Mantled in Deception and Denial

As mentioned here a few days ago, yesterday marked the eightieth anniversary of the recognition of the Soviet Union by the United States. In recognition of the occasion, on Friday the Center for Security Policy sponsored a panel discussion, “The Legacy of FDR’s Normalization of Relations with the USSR”, about the events of November 16, 1933, and their ramifications during World War Two and the Cold War.

Diana West, the author of American Betrayal, was one of the panelists. Below are excerpts from her presentation, in which she discusses the Soviet penetration of the Roosevelt administration, and the lasting effects that it has had on the United States for the past eighty years. She considers the most significant outcome to be the entrenchment within our political class of a culture of denial and deception, what she refers to as “the Communist Manifesto made manifest” in the USA:

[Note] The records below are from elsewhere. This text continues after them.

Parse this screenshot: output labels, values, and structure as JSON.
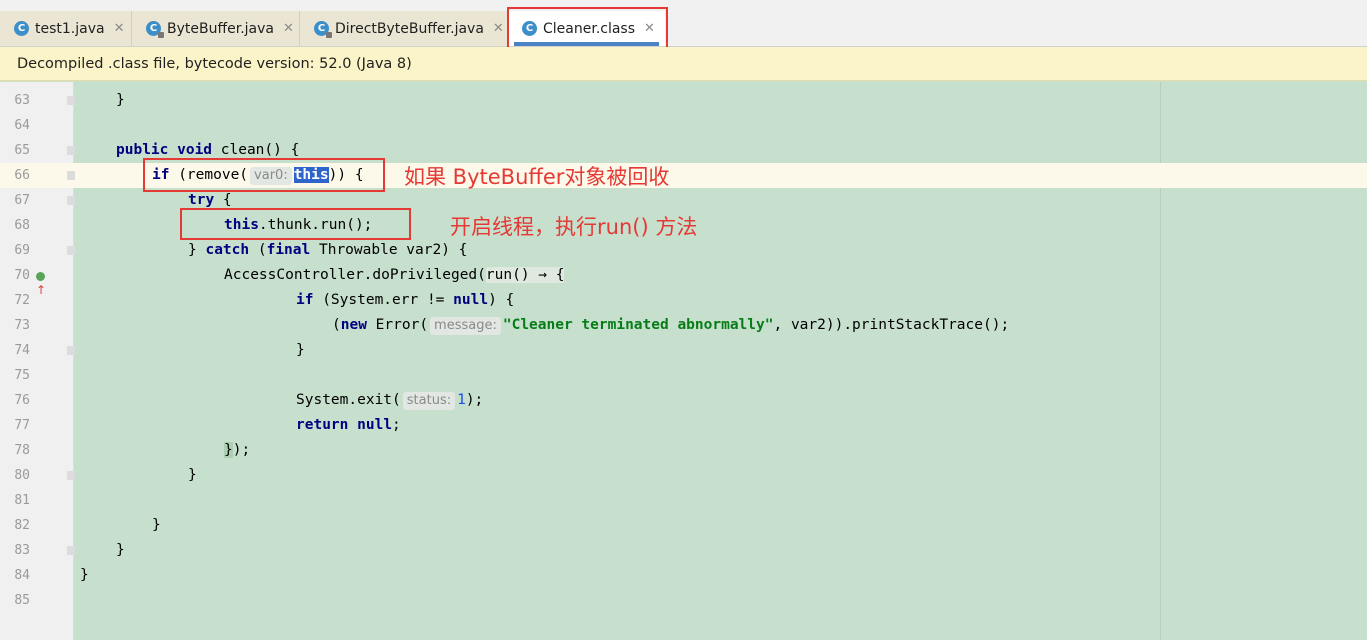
{
  "tabs": [
    {
      "label": "test1.java",
      "icon": "java-class-icon",
      "active": false
    },
    {
      "label": "ByteBuffer.java",
      "icon": "java-class-icon",
      "active": false
    },
    {
      "label": "DirectByteBuffer.java",
      "icon": "java-class-icon",
      "active": false
    },
    {
      "label": "Cleaner.class",
      "icon": "java-class-icon",
      "active": true
    }
  ],
  "icons": {
    "class_glyph": "C",
    "close_glyph": "✕",
    "override_glyph": "↑"
  },
  "banner": {
    "text": "Decompiled .class file, bytecode version: 52.0 (Java 8)"
  },
  "editor": {
    "lines": [
      "63",
      "64",
      "65",
      "66",
      "67",
      "68",
      "69",
      "70",
      "72",
      "73",
      "74",
      "75",
      "76",
      "77",
      "78",
      "80",
      "81",
      "82",
      "83",
      "84",
      "85"
    ],
    "code": {
      "l63": "}",
      "l65_a": "public void",
      "l65_b": " clean() {",
      "l66_if": "if",
      "l66_a": " (remove(",
      "l66_hint": "var0:",
      "l66_this": "this",
      "l66_b": ")) {",
      "l67": "try",
      "l67_b": " {",
      "l68_this": "this",
      "l68_b": ".thunk.run();",
      "l69_a": "} ",
      "l69_catch": "catch",
      "l69_b": " (",
      "l69_final": "final",
      "l69_c": " Throwable var2) {",
      "l70_a": "AccessController.doPrivileged(",
      "l70_lambda": "run() → {",
      "l72_if": "if",
      "l72_a": " (System.err != ",
      "l72_null": "null",
      "l72_b": ") {",
      "l73_a": "(",
      "l73_new": "new",
      "l73_b": " Error(",
      "l73_hint": "message:",
      "l73_str": "\"Cleaner terminated abnormally\"",
      "l73_c": ", var2)).printStackTrace();",
      "l74": "}",
      "l76_a": "System.exit(",
      "l76_hint": "status:",
      "l76_num": "1",
      "l76_b": ");",
      "l77_ret": "return",
      "l77_null": "null",
      "l77_b": ";",
      "l78_brace": "}",
      "l78_b": ");",
      "l80": "}",
      "l82": "}",
      "l83": "}",
      "l84": "}"
    }
  },
  "annotations": {
    "recycled": "如果 ByteBuffer对象被回收",
    "run_thread": "开启线程，执行run()  方法"
  },
  "colors": {
    "annotation": "#e53935",
    "editor_bg": "#c7dfcd",
    "keyword": "#000080",
    "string": "#067d17",
    "selection": "#2f65ca"
  }
}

The historian M. Stanton Evans followed Ms. West. Below are excerpts from his talk about the critical influence exerted at the Yalta conference in 1945 by the Soviet agent Alger Hiss, including a direct refutation of one of the principal attacks on Diana West by Conrad Black:

The entire video (1 hour 52 minutes) is well worth watching. In addition to Diana West and M. Stanton Evans, it features Chris Farrell of Judicial Watch, Maj. Stephen Coughlin of CSP, and Frank Gaffney, President of CSP.

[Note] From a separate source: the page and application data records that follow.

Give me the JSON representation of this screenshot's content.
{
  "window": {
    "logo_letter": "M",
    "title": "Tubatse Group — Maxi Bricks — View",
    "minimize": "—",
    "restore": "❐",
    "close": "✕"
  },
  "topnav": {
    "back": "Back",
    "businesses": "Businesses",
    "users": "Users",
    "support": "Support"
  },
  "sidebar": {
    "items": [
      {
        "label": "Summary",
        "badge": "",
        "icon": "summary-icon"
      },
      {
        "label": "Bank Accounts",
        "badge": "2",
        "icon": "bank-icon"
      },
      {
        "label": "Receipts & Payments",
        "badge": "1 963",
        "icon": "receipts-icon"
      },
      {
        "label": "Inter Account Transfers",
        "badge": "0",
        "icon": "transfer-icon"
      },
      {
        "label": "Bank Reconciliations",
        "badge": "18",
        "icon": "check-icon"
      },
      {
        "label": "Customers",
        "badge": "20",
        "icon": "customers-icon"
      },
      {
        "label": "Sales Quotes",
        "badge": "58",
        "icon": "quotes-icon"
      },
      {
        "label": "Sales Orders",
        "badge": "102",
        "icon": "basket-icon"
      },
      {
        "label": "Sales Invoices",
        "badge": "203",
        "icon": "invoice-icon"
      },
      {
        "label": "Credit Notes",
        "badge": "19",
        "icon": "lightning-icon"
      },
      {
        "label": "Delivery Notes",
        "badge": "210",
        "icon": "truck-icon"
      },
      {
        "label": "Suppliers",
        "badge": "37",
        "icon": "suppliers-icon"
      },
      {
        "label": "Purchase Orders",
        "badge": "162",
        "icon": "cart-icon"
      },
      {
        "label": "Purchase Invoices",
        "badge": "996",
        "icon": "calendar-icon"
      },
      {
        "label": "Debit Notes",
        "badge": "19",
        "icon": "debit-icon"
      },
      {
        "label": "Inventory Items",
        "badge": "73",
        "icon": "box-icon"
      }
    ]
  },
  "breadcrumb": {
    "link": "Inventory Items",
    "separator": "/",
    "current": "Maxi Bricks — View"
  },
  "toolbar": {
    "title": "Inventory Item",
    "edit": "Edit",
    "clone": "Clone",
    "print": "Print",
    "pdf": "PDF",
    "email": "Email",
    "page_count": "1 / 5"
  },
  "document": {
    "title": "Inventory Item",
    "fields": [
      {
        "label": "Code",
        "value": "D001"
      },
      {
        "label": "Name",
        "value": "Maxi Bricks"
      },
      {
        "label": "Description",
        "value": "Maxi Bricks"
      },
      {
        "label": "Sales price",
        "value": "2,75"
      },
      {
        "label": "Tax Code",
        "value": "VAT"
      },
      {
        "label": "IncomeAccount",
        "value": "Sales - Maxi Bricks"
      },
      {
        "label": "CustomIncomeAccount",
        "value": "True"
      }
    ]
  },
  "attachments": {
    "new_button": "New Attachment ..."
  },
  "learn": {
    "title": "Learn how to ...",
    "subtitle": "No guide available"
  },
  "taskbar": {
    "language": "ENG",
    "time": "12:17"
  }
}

For links to previous articles about the controversy over American Betrayal, see the Diana West Archives.

5 thoughts on “Mantled in Deception and Denial

  1. It was enlightening, extremely well put together. The four speakers “built the bridge” between the two totalitarian systems: communism and islam. Listen carefully to Frank Gaffney’s closing words.

  2. I noticed that there seems to be a gap in the video at some time after the 40 minute mark, during Stanton Evans’ time. Not sure how much is missing, but you can see that Frank Gaffney’s arm has suddenly moved to a different position. I wonder what was cut, and why?

    • That was done by the person who selected the excerpts for this video. He had to operate under YouTube time constraints, so he chose the most interesting and relevant footage, and edited out the rest.

      There’s nothing sinister at work here. If you click the link below the second video, you can watch the uncut footage from the original 112-minute video on the CSP channel.

    • That’s a very long video. Most websites excerpt because readers won’t look at two hours of footage. That’s why there’s a link to the much longer original for the stalwart to click on to and view to their heart’s content.

      One reason Vlad Tepes is so invaluable is his excellent video work. He can excerpt material for us from original, longer vids. In cases where the material is from hand-held cameras he can, in some of them, make the final product less jerky, etc. And for those that You Tube is almost sure to take down due to p.c. strictures he is willing to put up on his MRC channel, thereby assuring their longevity.

      CSP has good material, but it doesn’t edit and therefore its work seldom goes viral…one ought always take into account the viewing habits of one’s target audience. TV has ruined the ability of most of us to sit thru long speeches.

      You reminded me of a project: I need to watch the Heritage video of Gregory Copley talking about his book – done maybe last year – and snip about 10 minutes from his 40 minute address. That involves giving Vlad the notations about which minutes to excerpt, which in turn means watching the whole thing at least twice to find what I want.

Comments are closed.